Problem statement
Only lines containing the string "Foods" belong in the answer; find them in the records and copy them.

[Data entries]
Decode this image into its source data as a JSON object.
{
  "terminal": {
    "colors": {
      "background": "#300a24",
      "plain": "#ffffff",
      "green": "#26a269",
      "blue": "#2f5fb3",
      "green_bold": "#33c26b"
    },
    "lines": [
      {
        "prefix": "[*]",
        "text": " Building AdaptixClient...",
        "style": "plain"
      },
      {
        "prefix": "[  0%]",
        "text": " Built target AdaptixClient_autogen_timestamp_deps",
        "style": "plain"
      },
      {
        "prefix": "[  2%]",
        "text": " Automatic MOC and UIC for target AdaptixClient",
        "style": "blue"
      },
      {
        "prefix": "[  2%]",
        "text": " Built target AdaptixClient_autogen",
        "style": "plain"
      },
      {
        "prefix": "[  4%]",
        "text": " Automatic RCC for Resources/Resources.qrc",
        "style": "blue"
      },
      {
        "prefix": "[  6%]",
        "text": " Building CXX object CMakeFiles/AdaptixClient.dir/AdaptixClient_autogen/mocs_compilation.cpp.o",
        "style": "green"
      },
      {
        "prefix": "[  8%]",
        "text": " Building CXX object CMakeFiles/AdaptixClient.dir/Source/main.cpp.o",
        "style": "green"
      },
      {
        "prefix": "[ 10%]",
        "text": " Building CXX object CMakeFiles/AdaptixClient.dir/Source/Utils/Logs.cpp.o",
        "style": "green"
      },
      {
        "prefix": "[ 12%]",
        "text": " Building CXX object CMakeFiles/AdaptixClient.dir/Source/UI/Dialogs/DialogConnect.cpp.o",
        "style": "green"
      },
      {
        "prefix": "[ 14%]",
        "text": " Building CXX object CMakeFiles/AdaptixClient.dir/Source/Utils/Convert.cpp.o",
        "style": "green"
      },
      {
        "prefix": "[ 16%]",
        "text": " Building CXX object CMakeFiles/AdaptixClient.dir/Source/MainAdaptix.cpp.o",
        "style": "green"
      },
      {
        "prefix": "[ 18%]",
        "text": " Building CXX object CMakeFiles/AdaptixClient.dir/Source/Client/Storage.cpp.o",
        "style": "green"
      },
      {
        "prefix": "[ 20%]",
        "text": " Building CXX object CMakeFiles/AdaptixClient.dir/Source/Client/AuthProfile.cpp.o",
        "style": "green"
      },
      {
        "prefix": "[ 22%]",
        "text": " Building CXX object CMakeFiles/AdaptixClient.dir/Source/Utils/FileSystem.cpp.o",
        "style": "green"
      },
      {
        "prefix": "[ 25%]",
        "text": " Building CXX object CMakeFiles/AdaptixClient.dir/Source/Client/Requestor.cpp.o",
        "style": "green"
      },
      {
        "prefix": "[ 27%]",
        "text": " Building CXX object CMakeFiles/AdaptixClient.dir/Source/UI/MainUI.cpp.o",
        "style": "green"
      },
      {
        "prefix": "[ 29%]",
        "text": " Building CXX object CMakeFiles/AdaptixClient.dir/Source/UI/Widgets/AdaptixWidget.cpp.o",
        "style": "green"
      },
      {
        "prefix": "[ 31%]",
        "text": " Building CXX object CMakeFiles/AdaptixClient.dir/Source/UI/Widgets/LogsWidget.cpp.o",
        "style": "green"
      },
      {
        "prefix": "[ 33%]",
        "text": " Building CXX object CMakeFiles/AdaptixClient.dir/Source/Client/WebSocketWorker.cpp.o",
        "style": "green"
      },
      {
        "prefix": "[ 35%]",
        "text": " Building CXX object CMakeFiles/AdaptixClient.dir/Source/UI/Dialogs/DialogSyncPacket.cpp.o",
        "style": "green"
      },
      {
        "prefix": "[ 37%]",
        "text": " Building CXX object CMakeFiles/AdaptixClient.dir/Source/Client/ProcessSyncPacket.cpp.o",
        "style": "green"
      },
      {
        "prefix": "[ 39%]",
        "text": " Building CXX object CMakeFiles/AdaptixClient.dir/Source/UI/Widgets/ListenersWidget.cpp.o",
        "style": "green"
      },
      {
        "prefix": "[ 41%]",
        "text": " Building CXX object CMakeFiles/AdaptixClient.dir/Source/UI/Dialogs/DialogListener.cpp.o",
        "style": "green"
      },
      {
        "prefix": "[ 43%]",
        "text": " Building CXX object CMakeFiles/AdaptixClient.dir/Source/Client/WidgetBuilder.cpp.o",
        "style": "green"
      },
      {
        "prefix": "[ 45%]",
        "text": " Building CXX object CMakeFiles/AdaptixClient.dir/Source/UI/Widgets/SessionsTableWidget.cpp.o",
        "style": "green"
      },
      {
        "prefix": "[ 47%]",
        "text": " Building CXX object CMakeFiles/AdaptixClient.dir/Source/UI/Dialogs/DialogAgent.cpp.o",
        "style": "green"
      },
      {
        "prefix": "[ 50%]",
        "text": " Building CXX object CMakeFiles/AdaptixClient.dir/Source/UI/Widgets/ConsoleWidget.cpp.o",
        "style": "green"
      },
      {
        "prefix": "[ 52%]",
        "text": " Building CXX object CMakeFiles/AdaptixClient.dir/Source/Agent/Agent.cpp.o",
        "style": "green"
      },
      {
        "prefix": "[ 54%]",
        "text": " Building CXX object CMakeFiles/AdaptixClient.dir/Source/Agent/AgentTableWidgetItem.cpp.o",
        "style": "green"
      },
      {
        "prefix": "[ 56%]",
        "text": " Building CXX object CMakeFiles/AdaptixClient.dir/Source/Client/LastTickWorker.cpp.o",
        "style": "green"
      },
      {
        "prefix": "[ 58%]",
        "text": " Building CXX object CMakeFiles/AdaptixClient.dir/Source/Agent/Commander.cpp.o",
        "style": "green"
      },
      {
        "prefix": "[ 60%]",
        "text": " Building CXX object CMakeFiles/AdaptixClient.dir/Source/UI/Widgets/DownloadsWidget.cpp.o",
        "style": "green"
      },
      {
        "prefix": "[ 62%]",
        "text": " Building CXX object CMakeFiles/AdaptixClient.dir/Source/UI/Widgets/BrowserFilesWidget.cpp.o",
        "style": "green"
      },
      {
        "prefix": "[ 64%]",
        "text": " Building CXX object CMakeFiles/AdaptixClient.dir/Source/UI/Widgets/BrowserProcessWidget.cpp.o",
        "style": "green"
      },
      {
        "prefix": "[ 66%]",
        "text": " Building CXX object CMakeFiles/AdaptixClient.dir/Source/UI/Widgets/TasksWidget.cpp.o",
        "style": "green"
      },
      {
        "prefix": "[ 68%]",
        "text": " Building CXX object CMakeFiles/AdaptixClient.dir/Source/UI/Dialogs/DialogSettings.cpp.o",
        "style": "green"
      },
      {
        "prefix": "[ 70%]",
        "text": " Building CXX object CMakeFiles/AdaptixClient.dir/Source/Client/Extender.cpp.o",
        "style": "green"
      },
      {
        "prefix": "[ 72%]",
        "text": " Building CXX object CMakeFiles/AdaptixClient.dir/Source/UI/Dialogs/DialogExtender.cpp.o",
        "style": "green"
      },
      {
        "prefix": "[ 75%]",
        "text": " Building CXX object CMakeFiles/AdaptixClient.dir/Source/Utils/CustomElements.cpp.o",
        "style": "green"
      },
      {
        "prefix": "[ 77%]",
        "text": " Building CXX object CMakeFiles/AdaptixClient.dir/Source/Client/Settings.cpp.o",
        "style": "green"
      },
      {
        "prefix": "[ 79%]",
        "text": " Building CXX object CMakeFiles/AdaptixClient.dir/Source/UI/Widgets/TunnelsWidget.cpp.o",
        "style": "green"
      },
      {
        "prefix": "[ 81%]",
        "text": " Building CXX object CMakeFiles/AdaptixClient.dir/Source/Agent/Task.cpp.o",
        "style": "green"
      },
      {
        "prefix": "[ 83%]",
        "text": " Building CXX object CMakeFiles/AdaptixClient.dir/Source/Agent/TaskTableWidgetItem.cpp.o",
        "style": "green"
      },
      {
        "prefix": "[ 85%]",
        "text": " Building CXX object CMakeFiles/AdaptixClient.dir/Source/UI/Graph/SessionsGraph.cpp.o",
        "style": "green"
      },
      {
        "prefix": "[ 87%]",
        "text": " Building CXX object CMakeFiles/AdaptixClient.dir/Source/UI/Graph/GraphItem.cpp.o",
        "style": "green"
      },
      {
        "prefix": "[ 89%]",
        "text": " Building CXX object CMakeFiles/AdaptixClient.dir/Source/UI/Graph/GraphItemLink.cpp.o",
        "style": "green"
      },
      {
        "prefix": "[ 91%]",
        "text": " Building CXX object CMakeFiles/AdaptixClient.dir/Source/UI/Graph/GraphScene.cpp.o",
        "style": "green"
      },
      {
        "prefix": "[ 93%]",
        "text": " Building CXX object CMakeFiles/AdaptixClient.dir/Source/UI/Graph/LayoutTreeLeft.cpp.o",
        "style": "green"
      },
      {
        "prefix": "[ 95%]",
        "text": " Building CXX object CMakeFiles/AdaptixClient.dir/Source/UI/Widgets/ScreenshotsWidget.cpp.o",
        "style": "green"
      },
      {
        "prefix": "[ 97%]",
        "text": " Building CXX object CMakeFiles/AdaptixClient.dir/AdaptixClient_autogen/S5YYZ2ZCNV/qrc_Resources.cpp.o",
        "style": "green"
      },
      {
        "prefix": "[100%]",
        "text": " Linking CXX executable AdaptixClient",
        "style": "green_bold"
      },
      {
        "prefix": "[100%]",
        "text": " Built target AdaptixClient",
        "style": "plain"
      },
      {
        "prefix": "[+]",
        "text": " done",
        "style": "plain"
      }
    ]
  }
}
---
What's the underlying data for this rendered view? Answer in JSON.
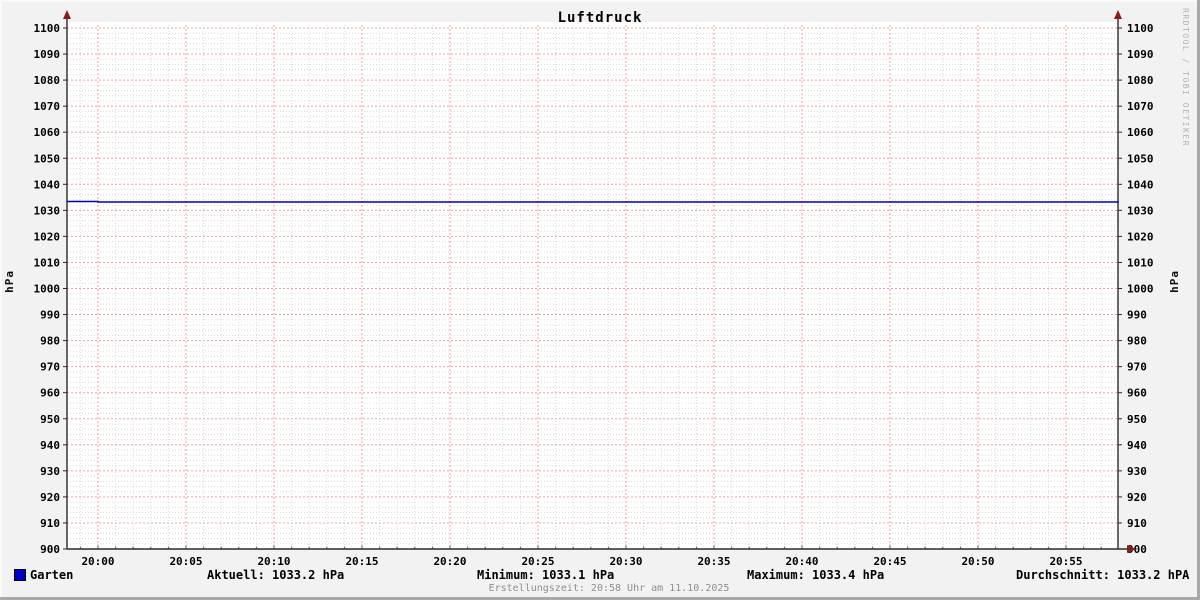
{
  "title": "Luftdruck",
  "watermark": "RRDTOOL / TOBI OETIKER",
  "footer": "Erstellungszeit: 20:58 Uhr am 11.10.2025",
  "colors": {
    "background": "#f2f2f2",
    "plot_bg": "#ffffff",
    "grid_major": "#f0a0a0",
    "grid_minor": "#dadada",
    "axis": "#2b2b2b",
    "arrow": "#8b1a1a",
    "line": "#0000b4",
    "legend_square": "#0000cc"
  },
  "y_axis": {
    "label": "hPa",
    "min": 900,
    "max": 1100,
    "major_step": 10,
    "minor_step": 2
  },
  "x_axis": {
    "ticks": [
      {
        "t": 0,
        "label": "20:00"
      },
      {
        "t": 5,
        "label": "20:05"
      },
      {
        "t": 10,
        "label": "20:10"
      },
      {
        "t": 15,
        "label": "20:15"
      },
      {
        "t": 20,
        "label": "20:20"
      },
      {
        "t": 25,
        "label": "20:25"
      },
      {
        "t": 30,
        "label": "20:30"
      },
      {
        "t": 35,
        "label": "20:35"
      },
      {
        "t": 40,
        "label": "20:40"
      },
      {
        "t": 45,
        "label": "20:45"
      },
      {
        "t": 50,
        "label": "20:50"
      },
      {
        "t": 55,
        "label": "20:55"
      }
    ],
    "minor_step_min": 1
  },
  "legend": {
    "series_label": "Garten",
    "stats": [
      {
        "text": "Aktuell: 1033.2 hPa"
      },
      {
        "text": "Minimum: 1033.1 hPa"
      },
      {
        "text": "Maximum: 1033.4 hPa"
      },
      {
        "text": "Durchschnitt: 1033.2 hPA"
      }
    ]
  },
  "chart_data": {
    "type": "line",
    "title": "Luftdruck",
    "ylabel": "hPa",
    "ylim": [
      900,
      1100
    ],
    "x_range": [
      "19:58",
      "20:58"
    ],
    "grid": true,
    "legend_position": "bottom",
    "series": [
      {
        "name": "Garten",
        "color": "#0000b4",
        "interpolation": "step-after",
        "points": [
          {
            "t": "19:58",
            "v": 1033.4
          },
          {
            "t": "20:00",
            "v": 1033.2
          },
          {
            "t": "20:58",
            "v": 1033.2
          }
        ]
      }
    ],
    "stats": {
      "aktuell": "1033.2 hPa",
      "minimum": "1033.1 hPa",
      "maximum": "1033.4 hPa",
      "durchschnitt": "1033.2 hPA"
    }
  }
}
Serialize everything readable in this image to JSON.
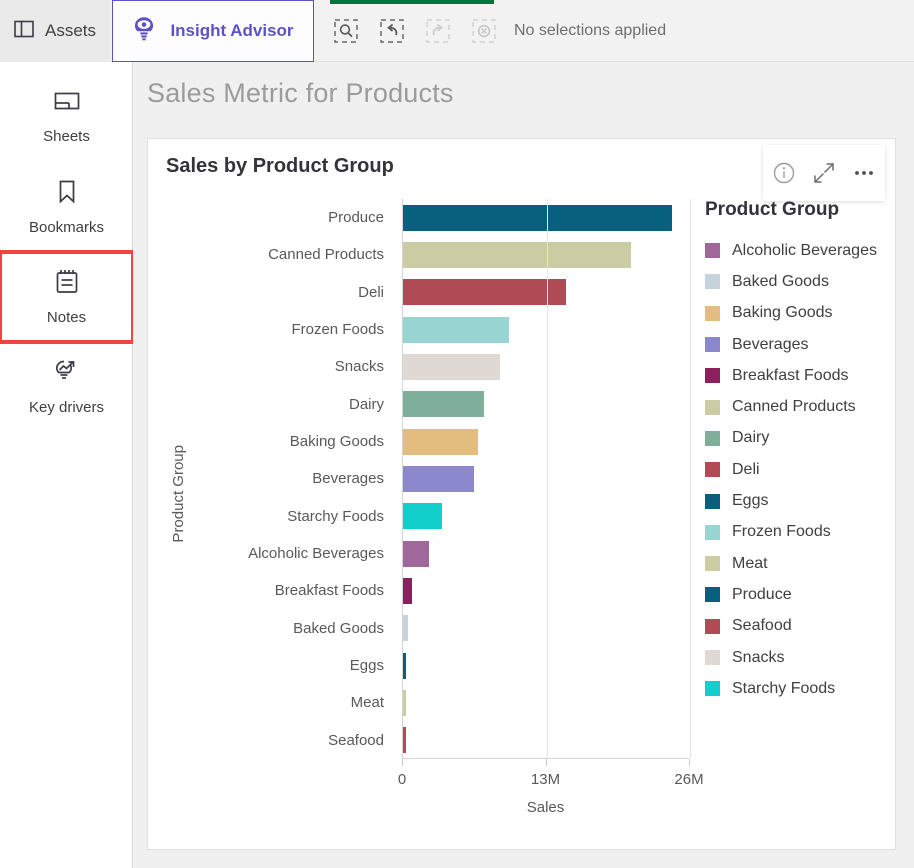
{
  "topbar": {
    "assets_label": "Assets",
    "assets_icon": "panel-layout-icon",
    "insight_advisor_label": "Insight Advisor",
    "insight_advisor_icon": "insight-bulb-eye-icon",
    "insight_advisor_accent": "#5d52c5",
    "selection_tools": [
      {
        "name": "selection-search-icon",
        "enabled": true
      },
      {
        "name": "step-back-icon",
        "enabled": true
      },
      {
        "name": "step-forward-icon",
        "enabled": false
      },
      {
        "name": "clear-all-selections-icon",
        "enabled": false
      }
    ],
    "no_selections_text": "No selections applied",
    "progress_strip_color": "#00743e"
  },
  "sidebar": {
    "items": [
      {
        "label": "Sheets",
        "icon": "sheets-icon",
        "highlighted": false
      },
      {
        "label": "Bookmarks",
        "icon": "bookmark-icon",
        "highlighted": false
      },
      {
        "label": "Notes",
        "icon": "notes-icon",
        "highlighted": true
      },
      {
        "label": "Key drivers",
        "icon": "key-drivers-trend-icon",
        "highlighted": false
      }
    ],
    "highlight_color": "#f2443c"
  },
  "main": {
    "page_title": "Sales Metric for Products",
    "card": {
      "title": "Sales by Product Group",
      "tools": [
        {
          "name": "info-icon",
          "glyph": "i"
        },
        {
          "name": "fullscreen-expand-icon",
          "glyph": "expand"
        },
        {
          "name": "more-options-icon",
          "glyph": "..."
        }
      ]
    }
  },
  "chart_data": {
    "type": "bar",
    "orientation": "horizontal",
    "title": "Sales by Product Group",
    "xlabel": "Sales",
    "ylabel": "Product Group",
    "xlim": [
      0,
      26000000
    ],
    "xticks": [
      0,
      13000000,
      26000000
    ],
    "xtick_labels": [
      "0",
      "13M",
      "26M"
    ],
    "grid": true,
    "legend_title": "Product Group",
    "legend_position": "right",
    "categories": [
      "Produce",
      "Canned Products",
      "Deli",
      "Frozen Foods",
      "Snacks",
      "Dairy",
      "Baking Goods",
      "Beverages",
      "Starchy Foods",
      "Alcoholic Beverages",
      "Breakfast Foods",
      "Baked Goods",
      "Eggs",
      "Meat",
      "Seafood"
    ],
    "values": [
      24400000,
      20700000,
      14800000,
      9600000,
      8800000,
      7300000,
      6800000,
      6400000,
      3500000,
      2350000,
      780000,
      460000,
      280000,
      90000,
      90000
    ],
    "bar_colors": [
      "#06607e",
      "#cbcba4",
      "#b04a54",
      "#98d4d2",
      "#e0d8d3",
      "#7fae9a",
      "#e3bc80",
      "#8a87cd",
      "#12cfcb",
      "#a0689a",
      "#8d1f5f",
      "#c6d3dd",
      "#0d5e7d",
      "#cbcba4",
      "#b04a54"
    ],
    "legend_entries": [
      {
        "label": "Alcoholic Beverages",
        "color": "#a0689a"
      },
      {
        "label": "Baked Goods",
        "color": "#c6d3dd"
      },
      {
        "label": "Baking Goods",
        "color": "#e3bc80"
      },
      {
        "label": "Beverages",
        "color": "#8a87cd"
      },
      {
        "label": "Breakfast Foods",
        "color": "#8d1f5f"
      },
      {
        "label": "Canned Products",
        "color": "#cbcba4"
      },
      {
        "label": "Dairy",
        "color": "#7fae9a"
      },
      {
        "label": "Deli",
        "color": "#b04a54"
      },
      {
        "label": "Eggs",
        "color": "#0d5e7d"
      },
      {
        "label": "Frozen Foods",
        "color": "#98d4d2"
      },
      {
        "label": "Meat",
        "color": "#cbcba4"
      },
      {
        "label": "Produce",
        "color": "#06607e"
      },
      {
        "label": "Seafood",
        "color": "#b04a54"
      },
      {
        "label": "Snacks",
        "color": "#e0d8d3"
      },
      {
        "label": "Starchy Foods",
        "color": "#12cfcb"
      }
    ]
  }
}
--
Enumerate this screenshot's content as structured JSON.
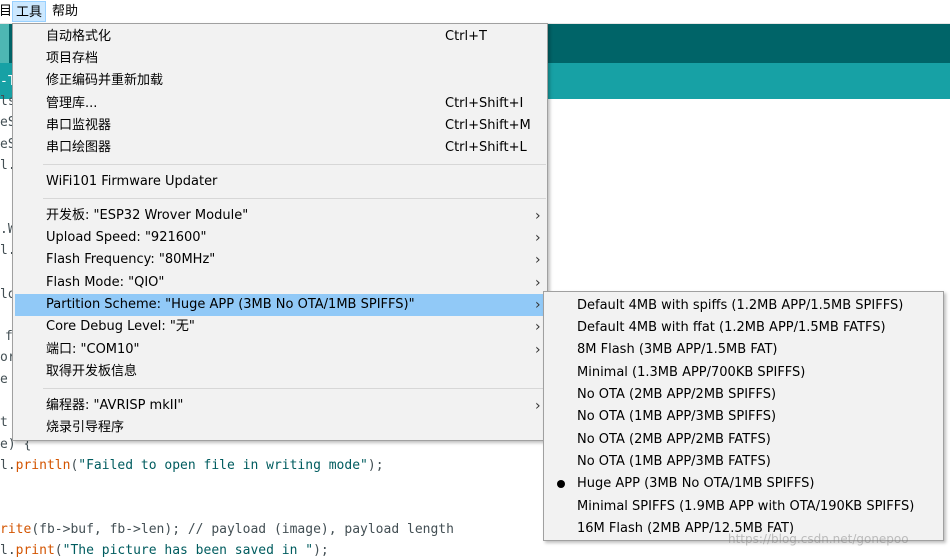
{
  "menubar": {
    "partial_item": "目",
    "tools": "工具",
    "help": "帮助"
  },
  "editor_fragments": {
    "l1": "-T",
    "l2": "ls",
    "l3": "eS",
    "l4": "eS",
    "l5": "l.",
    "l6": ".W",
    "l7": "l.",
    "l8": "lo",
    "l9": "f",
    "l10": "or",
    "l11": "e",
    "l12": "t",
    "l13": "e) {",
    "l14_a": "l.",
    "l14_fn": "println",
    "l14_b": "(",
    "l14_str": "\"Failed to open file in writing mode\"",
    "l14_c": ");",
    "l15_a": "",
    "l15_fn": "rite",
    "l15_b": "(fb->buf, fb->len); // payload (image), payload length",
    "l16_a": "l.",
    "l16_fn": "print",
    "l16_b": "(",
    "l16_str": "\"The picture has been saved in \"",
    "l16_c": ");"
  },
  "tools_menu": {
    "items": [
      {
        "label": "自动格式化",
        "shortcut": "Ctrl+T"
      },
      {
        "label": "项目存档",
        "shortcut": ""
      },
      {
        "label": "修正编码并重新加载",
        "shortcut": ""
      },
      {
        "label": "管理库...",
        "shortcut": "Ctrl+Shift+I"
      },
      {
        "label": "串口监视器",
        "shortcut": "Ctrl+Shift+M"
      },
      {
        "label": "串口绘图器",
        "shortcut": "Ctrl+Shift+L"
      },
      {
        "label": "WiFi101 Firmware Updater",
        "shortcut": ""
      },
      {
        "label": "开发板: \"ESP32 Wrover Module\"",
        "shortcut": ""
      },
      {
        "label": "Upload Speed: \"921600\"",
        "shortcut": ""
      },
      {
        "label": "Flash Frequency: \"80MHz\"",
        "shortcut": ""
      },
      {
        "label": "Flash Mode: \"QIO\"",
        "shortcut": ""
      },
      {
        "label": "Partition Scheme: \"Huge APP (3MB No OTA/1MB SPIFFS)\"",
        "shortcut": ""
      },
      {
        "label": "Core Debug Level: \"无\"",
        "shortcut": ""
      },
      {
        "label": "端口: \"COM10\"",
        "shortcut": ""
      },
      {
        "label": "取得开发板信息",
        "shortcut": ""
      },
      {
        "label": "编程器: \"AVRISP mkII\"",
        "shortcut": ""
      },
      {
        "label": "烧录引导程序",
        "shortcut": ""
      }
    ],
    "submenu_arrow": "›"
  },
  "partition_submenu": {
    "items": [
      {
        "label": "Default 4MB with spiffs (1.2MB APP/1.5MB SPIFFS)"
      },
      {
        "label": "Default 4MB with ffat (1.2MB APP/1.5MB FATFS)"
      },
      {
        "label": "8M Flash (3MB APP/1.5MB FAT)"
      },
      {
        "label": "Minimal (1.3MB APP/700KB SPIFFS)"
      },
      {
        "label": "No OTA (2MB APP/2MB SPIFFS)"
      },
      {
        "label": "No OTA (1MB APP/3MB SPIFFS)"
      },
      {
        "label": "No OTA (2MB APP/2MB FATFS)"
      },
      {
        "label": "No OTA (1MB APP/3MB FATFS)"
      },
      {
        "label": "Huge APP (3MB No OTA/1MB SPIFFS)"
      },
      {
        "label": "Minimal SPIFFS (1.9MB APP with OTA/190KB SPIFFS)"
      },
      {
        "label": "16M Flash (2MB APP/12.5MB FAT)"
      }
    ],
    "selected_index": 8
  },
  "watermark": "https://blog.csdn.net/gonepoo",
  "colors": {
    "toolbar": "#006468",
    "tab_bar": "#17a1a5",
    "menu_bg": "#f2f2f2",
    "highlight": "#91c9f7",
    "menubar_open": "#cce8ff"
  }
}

Answer space
      "Frozen Foods",
      "Starchy Foods",
      "Breakfast Foods",
        "label": "Breakfast Foods",
        "label": "Frozen Foods",
        "label": "Starchy Foods",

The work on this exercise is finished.